(Interface dataset entries)
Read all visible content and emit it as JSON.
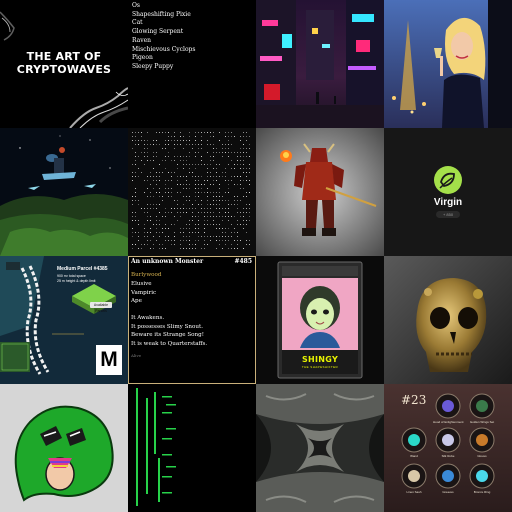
{
  "tiles": {
    "t1": {
      "title_line1": "THE ART OF",
      "title_line2": "CRYPTOWAVES"
    },
    "t2": {
      "items": [
        "Os",
        "Shapeshifting Pixie",
        "Cat",
        "Glowing Serpent",
        "Raven",
        "Mischievous Cyclops",
        "Pigeon",
        "Sleepy Puppy"
      ]
    },
    "t8": {
      "label": "Virgin",
      "sub": "+ 850"
    },
    "t9": {
      "name": "Medium Parcel #4385",
      "desc_line1": "900 m² total space",
      "desc_line2": "25 m height & depth limit",
      "button": "Available Parcels",
      "logo": "M"
    },
    "t10": {
      "heading": "An unknown Monster",
      "number": "#485",
      "gold_line": "Burlywood",
      "lines": [
        "Elusive",
        "Vampiric",
        "Ape",
        "",
        "It Awakens.",
        "It possesses Slimy Snout.",
        "Beware its Strange Song!",
        "It is weak to Quarterstaffs."
      ],
      "footer": "Alive"
    },
    "t11": {
      "name": "SHINGY",
      "sub": "THE SHAPESHIFTER"
    },
    "t16": {
      "number": "#23",
      "labels": [
        "Hood of Enlightenment",
        "Golden Wings Set",
        "Wand",
        "Silk Robe",
        "Gloves",
        "Linen Sash",
        "Greaves",
        "Bronze Ring"
      ]
    }
  },
  "colors": {
    "accent_green": "#a4e04a",
    "gold": "#d9b451",
    "matrix_green": "#27d24a",
    "shingy_yellow": "#e8f400"
  }
}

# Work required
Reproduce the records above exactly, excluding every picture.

# Response for this exercise
Read all visible content and emit it as JSON.
{
  "tiles": {
    "t1": {
      "title_line1": "THE ART OF",
      "title_line2": "CRYPTOWAVES"
    },
    "t2": {
      "items": [
        "Os",
        "Shapeshifting Pixie",
        "Cat",
        "Glowing Serpent",
        "Raven",
        "Mischievous Cyclops",
        "Pigeon",
        "Sleepy Puppy"
      ]
    },
    "t8": {
      "label": "Virgin",
      "sub": "+ 850"
    },
    "t9": {
      "name": "Medium Parcel #4385",
      "desc_line1": "900 m² total space",
      "desc_line2": "25 m height & depth limit",
      "button": "Available Parcels",
      "logo": "M"
    },
    "t10": {
      "heading": "An unknown Monster",
      "number": "#485",
      "gold_line": "Burlywood",
      "lines": [
        "Elusive",
        "Vampiric",
        "Ape",
        "",
        "It Awakens.",
        "It possesses Slimy Snout.",
        "Beware its Strange Song!",
        "It is weak to Quarterstaffs."
      ],
      "footer": "Alive"
    },
    "t11": {
      "name": "SHINGY",
      "sub": "THE SHAPESHIFTER"
    },
    "t16": {
      "number": "#23",
      "labels": [
        "Hood of Enlightenment",
        "Golden Wings Set",
        "Wand",
        "Silk Robe",
        "Gloves",
        "Linen Sash",
        "Greaves",
        "Bronze Ring"
      ]
    }
  },
  "colors": {
    "accent_green": "#a4e04a",
    "gold": "#d9b451",
    "matrix_green": "#27d24a",
    "shingy_yellow": "#e8f400"
  }
}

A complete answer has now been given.